daughter to go into the wider one is about 50:50, which indicates that the cells
are unaffected by the presence of the width asymmetry when making their
directional decisions.  Therefore, the mitosis
effects supersede those of the BWR, and by association those of the weaker cues
as well.

bold">

 

Figure 1. Four different migration cues affecting the fibroblast directional choices. (a-b) Phase contrast microscopy images of cells migrating showing (a) the three different branch arrangements explored in this study: 1X, 1.5X and 3X (b) a daughter cell (red) migrating into the narrower branch; (c-d) Image-based simulation of PDGF-BB gradient formed inside the symmetric bifurcation maze showing (c) migrating cells in side symmetric bifurcated branches (d) two different scenarios of the cell contacting the wall of the feeder channel when reaching the first symmetric bifurcation.
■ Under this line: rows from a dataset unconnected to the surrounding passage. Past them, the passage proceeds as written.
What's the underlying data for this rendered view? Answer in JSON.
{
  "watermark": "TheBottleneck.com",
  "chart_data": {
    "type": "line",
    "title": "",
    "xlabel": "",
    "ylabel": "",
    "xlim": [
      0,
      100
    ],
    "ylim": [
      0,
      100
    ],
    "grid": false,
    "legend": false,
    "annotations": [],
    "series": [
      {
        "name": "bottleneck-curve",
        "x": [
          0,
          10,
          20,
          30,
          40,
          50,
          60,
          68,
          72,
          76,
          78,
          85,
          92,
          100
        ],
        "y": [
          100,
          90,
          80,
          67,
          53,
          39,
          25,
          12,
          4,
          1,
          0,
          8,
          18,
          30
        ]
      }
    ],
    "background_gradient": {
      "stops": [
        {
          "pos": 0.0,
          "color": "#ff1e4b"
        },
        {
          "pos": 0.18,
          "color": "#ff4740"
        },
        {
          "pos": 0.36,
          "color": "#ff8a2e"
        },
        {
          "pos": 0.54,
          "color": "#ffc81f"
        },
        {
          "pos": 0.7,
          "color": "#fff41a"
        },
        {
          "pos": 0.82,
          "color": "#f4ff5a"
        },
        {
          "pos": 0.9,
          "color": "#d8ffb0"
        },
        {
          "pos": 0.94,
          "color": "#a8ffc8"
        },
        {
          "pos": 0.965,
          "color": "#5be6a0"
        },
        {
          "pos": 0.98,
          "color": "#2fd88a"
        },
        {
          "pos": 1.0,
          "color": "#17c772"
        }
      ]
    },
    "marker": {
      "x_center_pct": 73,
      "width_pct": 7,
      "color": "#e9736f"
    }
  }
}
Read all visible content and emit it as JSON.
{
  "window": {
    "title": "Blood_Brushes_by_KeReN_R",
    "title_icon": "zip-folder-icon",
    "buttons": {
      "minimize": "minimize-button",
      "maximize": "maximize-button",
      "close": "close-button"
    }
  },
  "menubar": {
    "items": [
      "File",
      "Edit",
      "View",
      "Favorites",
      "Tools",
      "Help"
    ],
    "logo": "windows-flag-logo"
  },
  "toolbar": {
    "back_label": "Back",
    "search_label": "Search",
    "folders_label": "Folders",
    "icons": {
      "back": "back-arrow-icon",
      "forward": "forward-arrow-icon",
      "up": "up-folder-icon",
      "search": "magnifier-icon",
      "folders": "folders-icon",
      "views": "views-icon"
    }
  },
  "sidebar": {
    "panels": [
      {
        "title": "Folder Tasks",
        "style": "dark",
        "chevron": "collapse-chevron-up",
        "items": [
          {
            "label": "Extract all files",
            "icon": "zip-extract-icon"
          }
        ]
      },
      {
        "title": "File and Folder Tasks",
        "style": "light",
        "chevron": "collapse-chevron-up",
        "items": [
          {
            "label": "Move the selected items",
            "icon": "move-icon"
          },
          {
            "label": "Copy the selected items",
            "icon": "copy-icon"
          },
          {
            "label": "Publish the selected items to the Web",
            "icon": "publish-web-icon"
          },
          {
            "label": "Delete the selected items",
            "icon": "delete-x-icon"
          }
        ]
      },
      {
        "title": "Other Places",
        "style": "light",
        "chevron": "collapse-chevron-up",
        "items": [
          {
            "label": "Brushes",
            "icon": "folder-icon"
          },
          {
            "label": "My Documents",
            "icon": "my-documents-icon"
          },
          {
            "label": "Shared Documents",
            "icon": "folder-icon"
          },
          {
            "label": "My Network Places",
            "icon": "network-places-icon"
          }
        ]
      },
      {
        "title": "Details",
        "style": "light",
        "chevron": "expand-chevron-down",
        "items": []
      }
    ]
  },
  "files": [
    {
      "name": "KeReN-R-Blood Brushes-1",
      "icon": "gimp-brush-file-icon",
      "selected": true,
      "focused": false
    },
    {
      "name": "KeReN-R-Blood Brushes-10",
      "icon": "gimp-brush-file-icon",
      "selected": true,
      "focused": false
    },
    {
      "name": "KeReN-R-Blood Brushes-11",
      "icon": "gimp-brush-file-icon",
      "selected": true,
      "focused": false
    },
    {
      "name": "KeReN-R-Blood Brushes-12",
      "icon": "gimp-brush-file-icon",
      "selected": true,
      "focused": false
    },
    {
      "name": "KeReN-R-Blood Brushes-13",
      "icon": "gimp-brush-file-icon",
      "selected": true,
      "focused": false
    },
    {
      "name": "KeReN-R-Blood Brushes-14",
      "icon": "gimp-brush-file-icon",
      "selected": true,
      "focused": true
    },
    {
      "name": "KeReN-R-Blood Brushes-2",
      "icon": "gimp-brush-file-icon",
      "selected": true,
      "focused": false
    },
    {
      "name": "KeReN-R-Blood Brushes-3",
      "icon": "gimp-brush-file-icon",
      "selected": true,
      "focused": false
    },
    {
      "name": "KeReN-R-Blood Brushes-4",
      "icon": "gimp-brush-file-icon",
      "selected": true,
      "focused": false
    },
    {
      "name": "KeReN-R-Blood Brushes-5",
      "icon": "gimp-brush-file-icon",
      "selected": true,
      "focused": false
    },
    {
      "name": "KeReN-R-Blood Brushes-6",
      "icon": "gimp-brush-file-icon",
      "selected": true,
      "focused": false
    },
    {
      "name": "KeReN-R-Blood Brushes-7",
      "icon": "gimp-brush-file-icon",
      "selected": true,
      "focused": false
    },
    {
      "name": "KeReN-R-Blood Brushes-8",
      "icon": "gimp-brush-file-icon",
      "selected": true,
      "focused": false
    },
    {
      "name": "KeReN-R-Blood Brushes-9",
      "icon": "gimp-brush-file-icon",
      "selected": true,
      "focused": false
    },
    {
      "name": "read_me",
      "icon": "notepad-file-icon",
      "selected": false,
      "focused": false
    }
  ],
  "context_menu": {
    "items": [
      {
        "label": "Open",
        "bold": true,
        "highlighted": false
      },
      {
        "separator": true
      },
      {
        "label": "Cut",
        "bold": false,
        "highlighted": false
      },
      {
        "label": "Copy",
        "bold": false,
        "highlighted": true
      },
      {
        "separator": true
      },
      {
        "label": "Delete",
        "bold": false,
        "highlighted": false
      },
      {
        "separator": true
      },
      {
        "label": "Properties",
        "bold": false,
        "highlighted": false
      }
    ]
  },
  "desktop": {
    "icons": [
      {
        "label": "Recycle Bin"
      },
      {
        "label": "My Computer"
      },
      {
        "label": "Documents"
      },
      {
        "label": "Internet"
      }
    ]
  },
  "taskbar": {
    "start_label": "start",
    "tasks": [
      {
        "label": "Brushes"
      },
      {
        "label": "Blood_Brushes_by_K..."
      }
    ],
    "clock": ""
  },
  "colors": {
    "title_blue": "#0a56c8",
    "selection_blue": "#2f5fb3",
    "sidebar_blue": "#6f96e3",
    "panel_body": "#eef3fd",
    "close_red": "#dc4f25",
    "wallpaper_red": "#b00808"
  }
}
bold">Only when the branches were symmetric
in width (see Fig. 1c), did the chemoattractant gradient become relevant
in directing the cells towards the path that they take.  In this case, the fibroblasts alternate between
the left and the right paths that they encounter at the bifurcation.  In our previous study, we showed that this
effect occurs due to localized gradient differences created by the leading
cells consuming the chemoattractant. 
This causes their followers to take the alternative path, which is
consequently richer in the PDGF-BB.  In
this study, we confirmed that effect holds for progressively wider symmetric branches, in order to rule out
the possibility that it is the width alone (and not the width asymmetry) that guides the fibroblasts’
choices.  Finally, when both the gradient
and the channels were symmetric, contact guidance became important for guiding
the cells in making directional choices (Fig. 1d). Among ~90% of the NHDF
cells display wall contact, font-family:Symbol;mso-ascii-font-family:" times new roman>~75% commit to the same branch as the wall that they
were touching, while only Symbol;mso-ascii-font-family:" times new roman mso-char-type:symbol> symbol;mso-symbol-font-family:Symbol">~ 11.0pt">25% move to the opposite branch.

Conclusions: Based on these results, we have
ranked the relative importance of the different directional cues affecting the
migration of fibroblasts from most influential to the least as follows: mitosis
> channel width asymmetry > chemoattractant gradient difference > and
contact-guidance.  Furthermore, the
uncovered patterns hold for fibroblasts originating from two different species,
which demonstrates the robustness of our results. Consequently, this study has
potential widespread implications to the field of cell migration, as it
provides an insight into the understanding of cellular behavior in the presence
of complex combinations of different directional cues, which is the crucial activity
in wound healing, developmental biology, and regenerative medicine. It also
opens a potential avenue to those who aim to control the cellular behavior
(e.g., minimizing the product variability for the sake of successful
biomanufacturing of artificial tissues). color:#333333;background:white">